“He said he was going to bring a group of friends with him from the team so they could convince me to let him play,” Rosa said with a laugh. “I couldn’t believe his friends wanted him that bad to play.”
They did want him to play that bad. And Alejandre has gone on to be a three- year varsity player, starting at quarterback the last two years.
He’s a key figure to the Panthers’ success this season, and he’ll be counted on when Rosemead visits Temple City on Friday night.
Alejandre’s dad, Adan, works the third shift driving and delivering products for Nature’s Produce. He works from 9 p.m. to 10 a.m.
Adan sleeps through the day and then heads to work, where he makes up the routes for the other drivers before he goes out on his.
But on Friday nights, Adan makes an extra effort to be at Alejandre’s games. And not only does he get to see his star quarterback play in the first half before he heads for work, he gets to see him from the sidelines, his face beaming with pride.
“It’s cool when you get to see your dad celebrating and giving you a high five,” Alejandre said.
When Alejandre was a kid, he didn’t have much. But what proved more important was having both parents there supporting him in whatever he was involved in – Alejandre also is the starting point guard for the Panthers basketball team.
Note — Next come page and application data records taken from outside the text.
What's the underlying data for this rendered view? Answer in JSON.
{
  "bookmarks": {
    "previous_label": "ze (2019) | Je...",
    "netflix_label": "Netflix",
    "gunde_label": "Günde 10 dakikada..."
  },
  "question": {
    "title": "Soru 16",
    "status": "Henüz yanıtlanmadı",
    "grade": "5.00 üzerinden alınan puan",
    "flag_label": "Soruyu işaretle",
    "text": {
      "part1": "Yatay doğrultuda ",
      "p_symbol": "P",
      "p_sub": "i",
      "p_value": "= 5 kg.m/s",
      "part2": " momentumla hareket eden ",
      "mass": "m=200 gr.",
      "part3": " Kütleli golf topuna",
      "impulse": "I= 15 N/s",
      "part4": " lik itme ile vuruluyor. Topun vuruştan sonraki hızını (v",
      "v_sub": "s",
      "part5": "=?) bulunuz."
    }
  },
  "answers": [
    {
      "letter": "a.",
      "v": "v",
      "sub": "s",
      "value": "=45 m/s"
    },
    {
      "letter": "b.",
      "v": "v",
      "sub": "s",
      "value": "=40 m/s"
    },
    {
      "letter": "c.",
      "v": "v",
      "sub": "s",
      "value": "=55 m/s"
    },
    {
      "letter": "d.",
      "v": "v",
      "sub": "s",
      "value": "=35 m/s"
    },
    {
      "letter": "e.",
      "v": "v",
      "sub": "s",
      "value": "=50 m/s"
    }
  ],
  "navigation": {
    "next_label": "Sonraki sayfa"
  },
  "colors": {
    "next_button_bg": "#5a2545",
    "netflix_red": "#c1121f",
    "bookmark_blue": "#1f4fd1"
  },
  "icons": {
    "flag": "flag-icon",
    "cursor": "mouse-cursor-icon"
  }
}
He lives in a dangerous neighborhood where gangs seem to be nearly everywhere.
But staying in sports, Rosa says, is what helped Alejandre and his siblings stay away from developing bad habits.
There was also that one trip to Michoac n.
Alejandre was in sixth grade when his entire family spent a month in his parents’ native land. That trip proved to be special for two reasons: it was the first time Rosa had seen her mother in more than a decade, and it was when Alejandre put his life in perspective.
Before he left for the trip, Alejandre’s aunt gave him $40 for spending money. But where they stayed was so humbling that the experience of staying there opened his eyes as to how much they have in their home in El Monte.
How humbling? Well, turns out that $40 lasted the entire month Alejandre was in Mexico.
“I felt rich,” he said. “In Mexico that’s 400 pesos, and with that kind of money you can buy so much.”
So when people say Alejandre is as humble as they get, it’s because it’s true.
“You work hard and you dedicate yourself and the stars will align,” Rosemead coach Matt Koffler said. “He’s proven that with hard work, the results will pay off.”
One of Rosa’s biggest concerns was whether her kids would find their way after high school. After all, Rosa and Adan were schooled until the third and seventh grades, respectively.
But the stars are aligning. Alejandre, who has taken math as high as calculus and is taking physics, wants to attend Cal Poly Pomona and get involved in business management to open his own business or be involved in some way with sports.
The pain and troubling times Rosa and Adan went through 20 years ago were worth it because they now see their hard work paying off.
Alejandre is a product of that hard work. And he’s just getting started.
(626) 578-6300, Ext. 4485